With a little imagination and a lot of practice it is possible to capture the mood, scene or moment by creating a good work of art. Intelligent use of colours is important. Especially knowing how to create “warm” and “cool” effects.

So here’s what you need to understand about the basics of the colour theory.

What is Colour?

Have you ever observed any object such as a crystal or piece of glass that has caught a spectrum of light when the sun shone through the window? The colours that are reflected have a rainbow effect which contains primary and secondary colours including complimentary colours.

To begin with, it is important to know that all colours are made up of three primary colours – red, blue and yellow. Secondary colours are obtained by mixing any two of the primary colours in equal parts.

For instance, try mixing red with yellow and see what happens.  You will get orange. If you mix red and blue, you will notice that it turns purple and a mix of blue and yellow will result in a green colour. Experiment on paper using your watercolour paints and a wet brush. This practice is useful when you get down to painting on a larger canvas.

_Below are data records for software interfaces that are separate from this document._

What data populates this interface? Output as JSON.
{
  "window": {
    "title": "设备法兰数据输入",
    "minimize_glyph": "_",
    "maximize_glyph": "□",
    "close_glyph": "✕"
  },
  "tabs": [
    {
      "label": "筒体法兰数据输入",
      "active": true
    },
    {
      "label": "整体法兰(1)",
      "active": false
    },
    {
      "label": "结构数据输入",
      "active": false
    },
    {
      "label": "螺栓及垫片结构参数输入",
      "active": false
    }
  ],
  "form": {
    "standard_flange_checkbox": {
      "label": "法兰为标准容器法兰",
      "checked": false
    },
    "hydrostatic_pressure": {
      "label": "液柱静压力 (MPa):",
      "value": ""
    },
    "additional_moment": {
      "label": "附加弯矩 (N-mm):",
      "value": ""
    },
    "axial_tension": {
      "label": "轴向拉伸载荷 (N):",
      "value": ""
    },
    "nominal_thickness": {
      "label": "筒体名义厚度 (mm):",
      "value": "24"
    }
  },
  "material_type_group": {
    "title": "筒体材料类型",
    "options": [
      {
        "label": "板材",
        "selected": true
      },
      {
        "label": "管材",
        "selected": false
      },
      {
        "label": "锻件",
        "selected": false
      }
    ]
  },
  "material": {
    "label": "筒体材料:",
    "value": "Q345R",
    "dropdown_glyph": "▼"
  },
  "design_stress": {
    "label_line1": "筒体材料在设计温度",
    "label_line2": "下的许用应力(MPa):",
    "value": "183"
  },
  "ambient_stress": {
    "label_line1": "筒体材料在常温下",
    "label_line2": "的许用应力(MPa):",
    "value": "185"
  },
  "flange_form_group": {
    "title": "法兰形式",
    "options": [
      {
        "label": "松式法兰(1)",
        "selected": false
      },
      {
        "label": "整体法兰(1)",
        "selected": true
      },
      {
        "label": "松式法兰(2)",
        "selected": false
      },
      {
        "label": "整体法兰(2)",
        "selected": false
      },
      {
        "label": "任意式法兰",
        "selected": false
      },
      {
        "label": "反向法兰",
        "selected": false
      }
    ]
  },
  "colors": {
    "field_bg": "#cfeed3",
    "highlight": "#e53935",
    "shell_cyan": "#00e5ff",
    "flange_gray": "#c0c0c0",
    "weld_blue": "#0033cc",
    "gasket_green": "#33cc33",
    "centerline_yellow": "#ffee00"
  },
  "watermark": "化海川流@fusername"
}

A Look At The Colour Wheel And Colour Moods

If you look at a colour wheel, you will understand the concept revolving around the colour theory basics. Red, blue and yellow are the primary colours that are interspersed with the secondary colours as they blend into each other.

When arranging colours on the colour wheel, you will notice that the colours are arranged in a chromatic scale. Harmonious colours are next to each other while contrasting or complementary colours are directly opposite. For instance red and green, orange and blue and purple and yellow are contrasting colours that can be used to complement a painting.

The colour spectrum can be further broken down into warm and cool colours.

  • Greens, blues and violets are generally considered cool colours whereas red, yellow and orange are fiery and warm.
  • The use of white or black will produce tints or muted shades which can be referred to tones or hues.
  • Texture, shine and pattern affect the appearance of colours. It is therefore important to place colours in relation to others carefully.

To explain the concept further, you will notice that a light colour appears lighter when it is seen against a dark background. On the other hand a dark colour against a light background will seem darker. If you do not want such a striking contrast, all you have to do is use a medium tone to lighten or darken the colours accordingly.

Choosing Colours

If you are a novice at painting, take some time to understand the effect of colours and their relevance when using them to make your painting look realistic. Look around you and observe the objects around you.

Perhaps you can admire the array of colours in your garden! You will notice how some colours complement each other and the reason you mix and match to get the desired result. You could also look at vegetables and fruits and see how the colours look next to each other and the various shades and hues in each.

Every beginner should learn the colour theory basics for turning out quality works. Here are some tips to get you started:

  1. Do not be afraid to experiment.
  2. Pay attention to light, hues, shades and tints as well as textures
  3. Try out various mixes and blends and hues.
  4. Highlight and focus on the subject using the right texture and colour

Even after you have grasped the colour theory basics, there are still several nuances of using colours that can affect the final result. If you would like to know more about the right methods of watercolour painting, contact me any time for information, tips and suggestions.